LANCASTER, California – BYD announced on May 3 the delivery of North America’s first 60-foot articulated battery electric transit bus to the Antelope Valley Transit Authority (AVTA) in Los Angeles County, California. On the same day, it introduced its class-8 battery-electric refuse truck at the 2017 ACT Expo at the Long Beach Convention Center.
The bus, part of AVTA’s award-winning campaign to fully electrify its fleet by 2018, was built with local labor in BYD’s factory in Lancaster, just miles from the AVTA office. It is the first delivery from AVTA’s order of thirteen 60-foot BYD buses and is the largest of its kind in Service in North America.
The 60-foot BYD bus seats up to 60 people and provides a range of 200 miles on a single charge with full charging completed in two to three hours. It will join the rest of the AVTA fleet in serving the half million residents of northern Los Angeles County. It runs longer and holds more passengers than any other commercially available battery-electric bus in the U.S.
The electric truck, on the other hand, represents the first heavy-duty refuse truck designed and built by an OEM. The event at ACT Expo marked the availability of the truck for purchase and deployment in North America.
The 10-ton payload refuse truck provides 76 miles of range with minimal battery degradation. The truck is a cab and chassis platform, which includes the batteries, high voltage control system, all-electric propulsion system and electric power take off for powering the hydraulic system to operate the refuse truck bodies. This platform is designed to integrate with all of the major refuse truck body builders in North America, and can be configured as a side loader, automated side loader, front loader, rear loader, or roll off.
The truck can charge at 40 kW, 80 kW, 100 kW, or 200 kW rates, requiring between one and five hours to charge depending on the power interface used. BYD’s refuse truck battery technology allows for a projected 80 percent capacity after 5,000 cycles or 14 years, if charged every day.

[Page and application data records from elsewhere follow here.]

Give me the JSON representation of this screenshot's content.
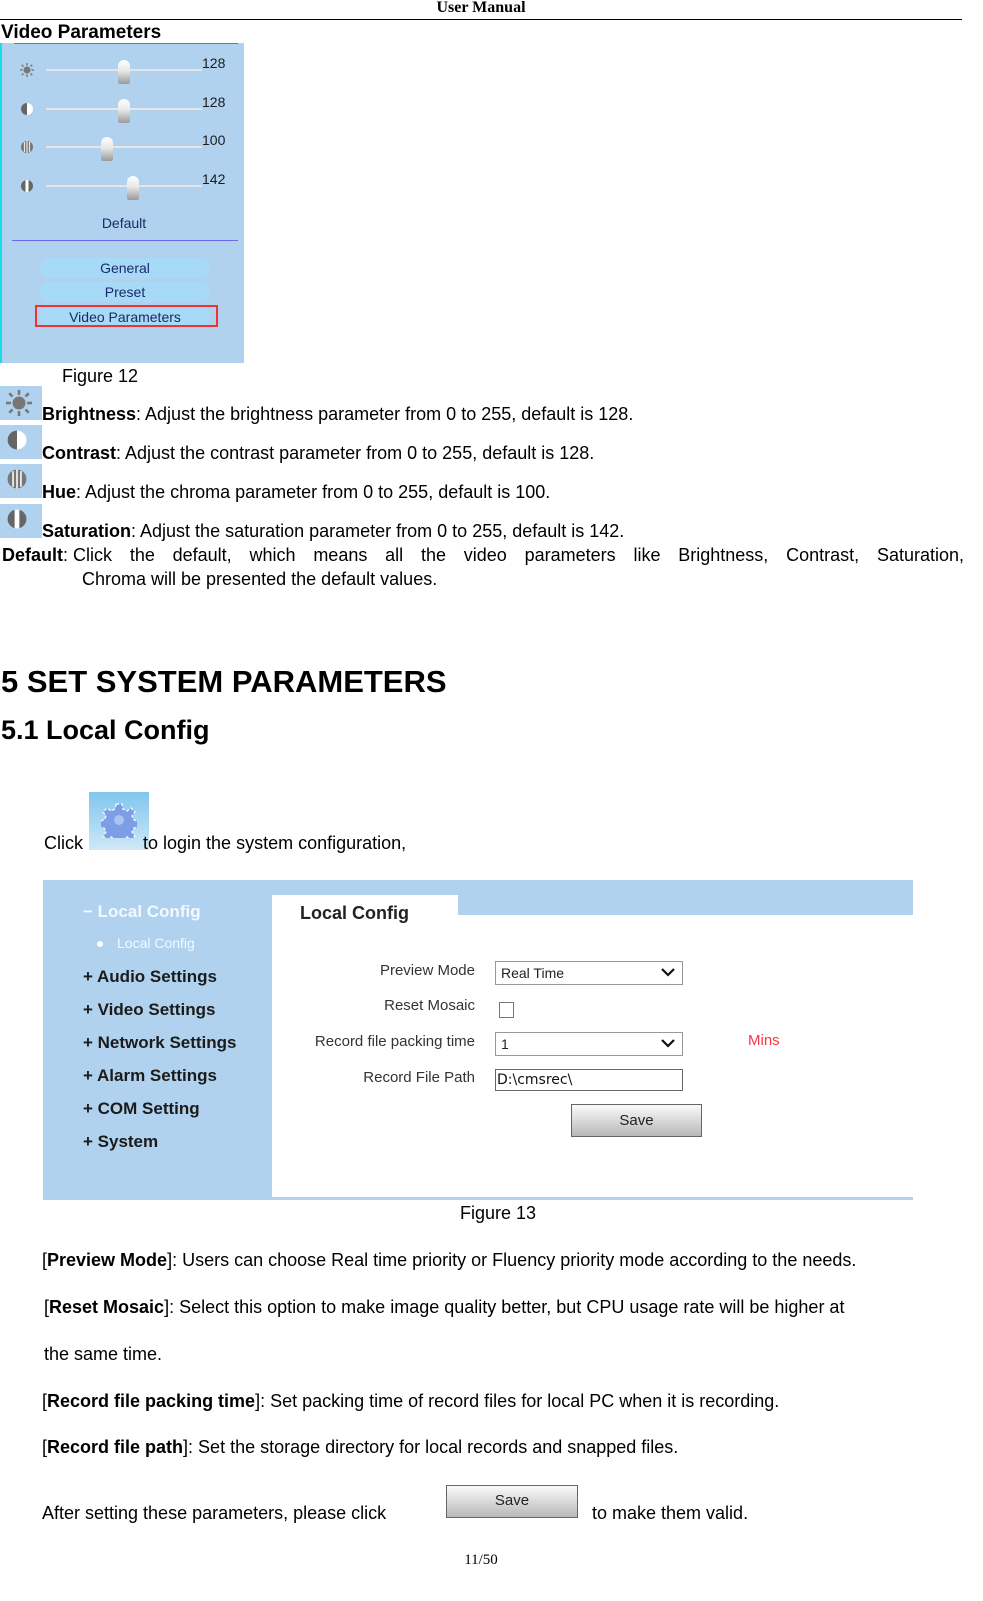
{
  "header": {
    "title": "User Manual"
  },
  "video_parameters": {
    "heading": "Video Parameters",
    "figure": {
      "sliders": [
        {
          "name": "brightness",
          "icon": "brightness-icon",
          "value": "128",
          "fraction": 0.5
        },
        {
          "name": "contrast",
          "icon": "contrast-icon",
          "value": "128",
          "fraction": 0.5
        },
        {
          "name": "hue",
          "icon": "hue-icon",
          "value": "100",
          "fraction": 0.39
        },
        {
          "name": "saturation",
          "icon": "saturation-icon",
          "value": "142",
          "fraction": 0.56
        }
      ],
      "default_label": "Default",
      "menu": [
        {
          "label": "General"
        },
        {
          "label": "Preset"
        },
        {
          "label": "Video Parameters",
          "highlighted": true
        }
      ],
      "caption": "Figure 12"
    },
    "params": [
      {
        "term": "Brightness",
        "text": ": Adjust the brightness parameter from 0 to 255, default is 128."
      },
      {
        "term": "Contrast",
        "text": ": Adjust the contrast parameter from 0 to 255, default is 128."
      },
      {
        "term": "Hue",
        "text": ": Adjust the chroma parameter from 0 to 255, default is 100."
      },
      {
        "term": "Saturation",
        "text": ": Adjust the saturation parameter from 0 to 255, default is 142."
      }
    ],
    "default_desc": {
      "term": "Default",
      "line1_words": [
        ": Click",
        "the",
        "default,",
        "which",
        "means",
        "all",
        "the",
        "video",
        "parameters",
        "like",
        "Brightness,",
        "Contrast,",
        "Saturation,"
      ],
      "line2": "Chroma will be presented the default values."
    }
  },
  "section": {
    "h1": "5 SET SYSTEM PARAMETERS",
    "h2": "5.1 Local Config",
    "click_before": "Click",
    "click_after": "to login the system configuration,"
  },
  "figure13": {
    "sidebar": {
      "active_group": "− Local Config",
      "active_sub": "Local Config",
      "groups": [
        "+ Audio Settings",
        "+ Video Settings",
        "+ Network Settings",
        "+ Alarm Settings",
        "+ COM Setting",
        "+ System"
      ]
    },
    "tab": "Local Config",
    "form": {
      "preview_mode_label": "Preview Mode",
      "preview_mode_value": "Real Time",
      "reset_mosaic_label": "Reset Mosaic",
      "reset_mosaic_checked": false,
      "packing_time_label": "Record file packing time",
      "packing_time_value": "1",
      "packing_time_unit": "Mins",
      "file_path_label": "Record File Path",
      "file_path_value": "D:\\cmsrec\\",
      "save_label": "Save"
    },
    "caption": "Figure 13"
  },
  "descriptions": [
    {
      "term": "Preview Mode",
      "text": "]: Users can choose Real time priority or Fluency priority mode according to the needs."
    },
    {
      "term": "Reset Mosaic",
      "text": "]: Select this option to make image quality better, but CPU usage rate will be higher at"
    },
    {
      "continuation": "the same time."
    },
    {
      "term": "Record file packing time",
      "text": "]: Set packing time of record files for local PC when it is recording."
    },
    {
      "term": "Record file path",
      "text": "]: Set the storage directory for local records and snapped files."
    }
  ],
  "after": {
    "before": "After setting these parameters, please click",
    "button": "Save",
    "after": "to make them valid."
  },
  "footer": {
    "page": "11/50"
  }
}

Fleet managers can expect more than $13,000 of operational cost savings annually based on service routes of 60 miles per day/five days a week. These savings are due to high-efficiency electric motors and motor controls, as well as lower maintenance on propulsion systems, fewer fluids to change, less brake wear due to cutting-edge regenerative braking technology, and fewer moving parts.
“BYD continues to lead the heavy-duty electric vehicle market with our advanced battery technology, and this new refuse truck is just the latest example of our vehicle solutions that can save fleet customers tens of thousands of dollars annually,” said Stella Li, President of BYD Motors. “BYD’s medium- and heavy-duty battery electric vehicles have a lower total cost of ownership and can be a one-for-one replacement with fossil fueled vehicles in fleet operations.”
Nearly 600 Californians are employed at the BYD factory in Lancaster which produces the electric buses and trucks. Workers there recently completed a card-check vote, an important step towards unionization.